“I’m looking for a full-time job, but for now I’m making ends meet,” he says.

Fingers crossed: he’s a finalist for a full-time job in South Carolina, at USC Upstate.


At Duke, the new SEIU unit is preparing for negotiations and eyeing possible expansion to organize an additional 150 nontenured faculty, who were excluded from the March 18 vote because Duke considered them supervisory and thus ineligible. Bar-On, the math instructor, fell into this category. After leading the organizing efforts, he couldn’t vote and can’t join the union unless his supervisory tag is dropped.

On UNC campuses, meanwhile, faculty are covered under the state law banning collective bargaining by public employees, so any union activityif the Faculty Forward campaigns spawn unionswould be limited to advocacy.

Still, advocacy by the faculty in Chapel Hill is in short supply, Altha Cravey argues. A tenured professor for twenty-one years, she worries that the core mission of the university system is under attack by the board of governors and its newly installed president, Margaret Spellings. But contingent faculty members, lacking tenure, are afraid to push back. And tenured faculty are complacent.

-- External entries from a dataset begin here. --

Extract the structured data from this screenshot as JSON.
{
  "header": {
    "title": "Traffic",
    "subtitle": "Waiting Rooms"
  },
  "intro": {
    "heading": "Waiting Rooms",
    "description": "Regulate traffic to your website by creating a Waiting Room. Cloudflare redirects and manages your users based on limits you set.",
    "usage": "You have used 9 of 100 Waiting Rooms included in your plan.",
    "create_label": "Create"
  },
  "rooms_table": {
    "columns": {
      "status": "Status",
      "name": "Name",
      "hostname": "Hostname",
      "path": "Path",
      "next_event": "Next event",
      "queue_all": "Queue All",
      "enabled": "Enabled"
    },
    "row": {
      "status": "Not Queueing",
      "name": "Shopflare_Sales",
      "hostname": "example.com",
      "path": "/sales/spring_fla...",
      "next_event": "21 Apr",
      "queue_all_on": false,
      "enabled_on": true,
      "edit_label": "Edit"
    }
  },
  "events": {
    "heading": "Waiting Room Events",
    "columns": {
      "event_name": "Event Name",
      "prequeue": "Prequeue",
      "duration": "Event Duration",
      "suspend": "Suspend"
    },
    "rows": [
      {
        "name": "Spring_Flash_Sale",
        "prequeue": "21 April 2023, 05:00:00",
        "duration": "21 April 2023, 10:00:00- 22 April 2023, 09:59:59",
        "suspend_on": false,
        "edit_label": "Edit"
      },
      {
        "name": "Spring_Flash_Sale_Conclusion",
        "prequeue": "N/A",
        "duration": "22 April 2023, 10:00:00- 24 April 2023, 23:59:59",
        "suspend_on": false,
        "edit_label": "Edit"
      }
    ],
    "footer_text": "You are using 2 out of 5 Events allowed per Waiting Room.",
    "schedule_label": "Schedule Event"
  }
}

What’s the core mission?

It should be to create informed citizens with the critical-thinking skills to be self-governing, Cravey answers. But that mission is at war with an opposing view, held by business-minded Republicans and some Democrats, that there are cheaper ways to “deliver content” than teacher-student interactions, and too many students are taking courses that, to paraphrase Governor McCrory’s boorish comment, don’t put their butts into jobs.

Cravey’s geography courses, which McCrory no doubt would disdain, are designed to help students make connections between the physical things they can see and the power relationships hidden from view.

“Learning to see the things around us from a new perspective of how are things related to each other at a human, intermediate, and global scale”that’s what geography is about, she says.

That’s what all of higher education should be about.

Ideally, the college experience is a blend. It’s scholarship that dives deep into the human experience using the tools of a discipline taught by faculty who are scholars themselves. It’s training for a lifetime of occupations that will benefit from sharp analytical skills. It’s preparing to participate in the community and democracy.

But, increasingly, our corporatized universities are about money, not ideas, and fund-raising more than raising minds and improving humanitythe core mission.

A tenured faculty used to safeguard that mission. That was the point of tenure: to put the faculty in charge and preserve freedom of thought. Now it takes a union.

This article appeared in print with the headline “The Have Nots”